Our newspaper archive is a great way to gain insight to how our ancestors lived. If you're lucky, it may even help you put faces to names. But that's not all the archives are good for. Newspapers are all about stories. What better way to immerse yourself in another time than to read about it as it happened, perusing the same newspapers that would have been regular features at breakfast tables up and down the country? It's also a fantastic research resource used by everyone from football fans finding out their team's humble beginnings to novelists wanting to ensure authenticity and verisimilitude in their historical stories. One such author is Gill Hoffs. Here, Gill shares an incredible story she found while using Findmypast's newspaper archive for novel research.
The shipwreck I wrote about in my first book, The Sinking of RMS Tayleur: The Lost Story of the Victorian Titanic, happened in early 1854; a time when there were an average of three vessels registered as wrecked every day in British and Irish waters alone. While researching contemporary shipwrecks, so I could better understand what was 'normal' for a wreck then and what wasn't, I uncovered the story of an inexperienced American captain who attempted mass murder.
The William and Mary was an ordinary emigrant ship sailing from Liverpool for New Orleans with 208 passengers and no ship surgeon on board. Captained by Timothy Stinson, the arrogant son-in-law of one of the owners, the fate of the ship made news not once but twice in the summer of 1853.
What first stood out to me was Stinson's habit of prescribing ham to treat passengers who had a fever – he hadn't bothered to engage a ship surgeon – and it's no shock that at least 14 of the emigrants entrusted to Stinson's care died en route.
This relatively high mortality rate was exacerbated by the captain's semi-starvation of the passengers as they crossed the Atlantic. Six weeks later, when the ship wrecked in mysterious circumstances in the Bahamas, Stinson and many of his crew escaped with the remaining provisions in a lifeboat. They were picked up by a passing ship on its way to New York and declared all the passengers lost as the ship sank before their eyes, though they admitted the possibility that some may have escaped on a raft. A tradition of maritime chivalry (and salvage laws) meant people expected a captain to be the last to leave his ship, so many newspapers smelled a rat.
Their suspicions were confirmed several weeks after that when word spread through America and then to Britain, Ireland, and the Netherlands that the majority of those abandoned on the wreck had survived – and the few who had died were murdered by the escaping crew with a hatchet as they attempted to clamber aboard the lifeboat.
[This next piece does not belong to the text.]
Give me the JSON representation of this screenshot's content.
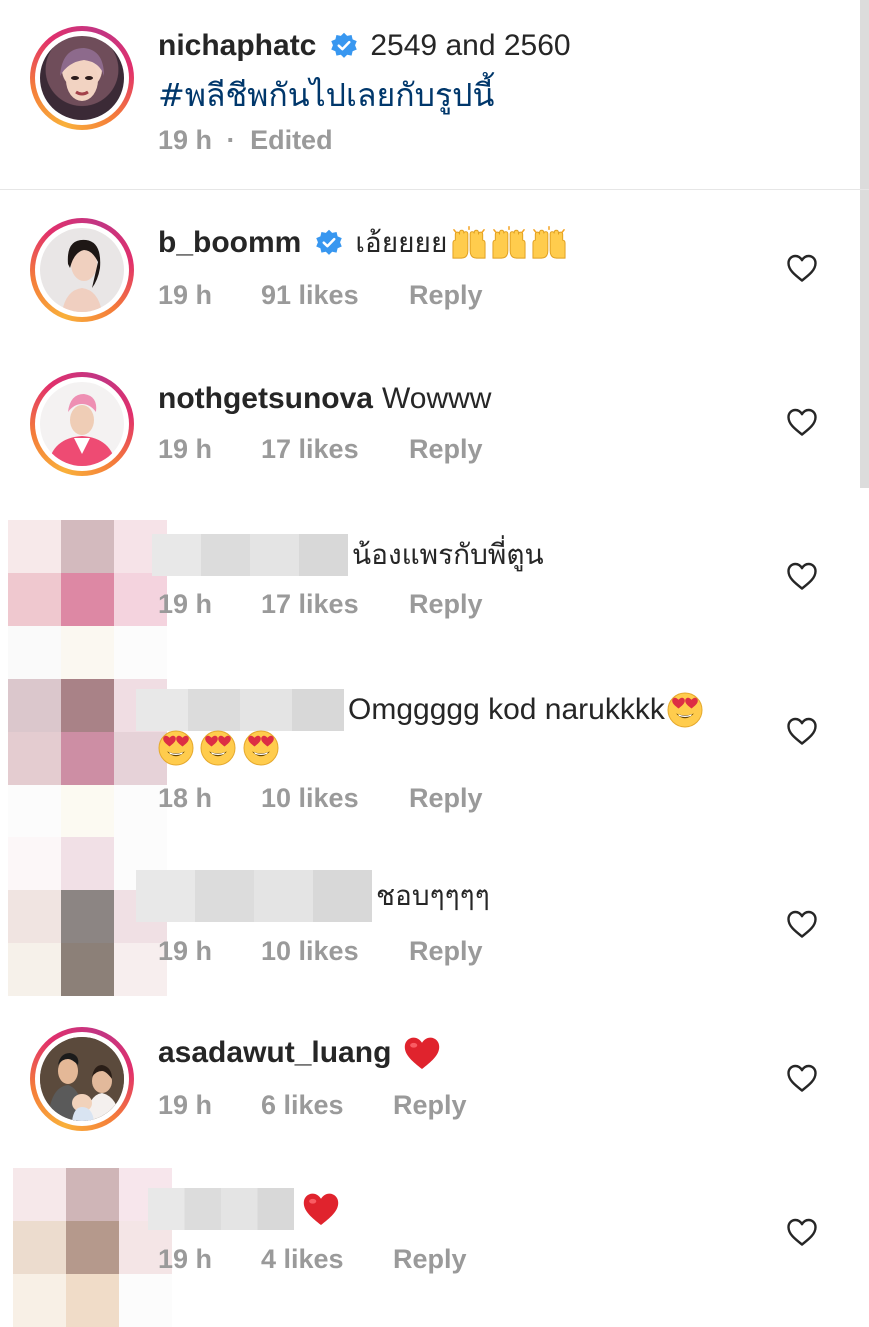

The passengers left on the sinking ship to die had instead operated the pumps for two days and two nights until a passing wrecking schooner came to the rescue. The courageous Captain Robert 'Amphibian' Sands risked his life ensuring all aboard were removed as the ship literally sank beneath him, and was subsequently presented with a silver medal from the institution which later became the RNLI – a highly unusual reward for an unusually brave man.
Without Findmypast's newspaper archives I would never have known about the outrageous events on the William and Mary, been able to write either book, or to pass the information I found onto descendants of the people involved. Victorian newspapers were very different to those published today. A boon to genealogists and researchers, they are chockfull of salacious and lengthy first-person accounts. By taking advantage of the search function and filters I was able to read the words of the survivors, trace some of the travellers' marriages and other family events, and also see how the Victorians viewed their world and the reprehensible actions of Captain Stinson and his crew. The bravery of Captain Sands and his crew will be remembered now … as will Stinson's shame.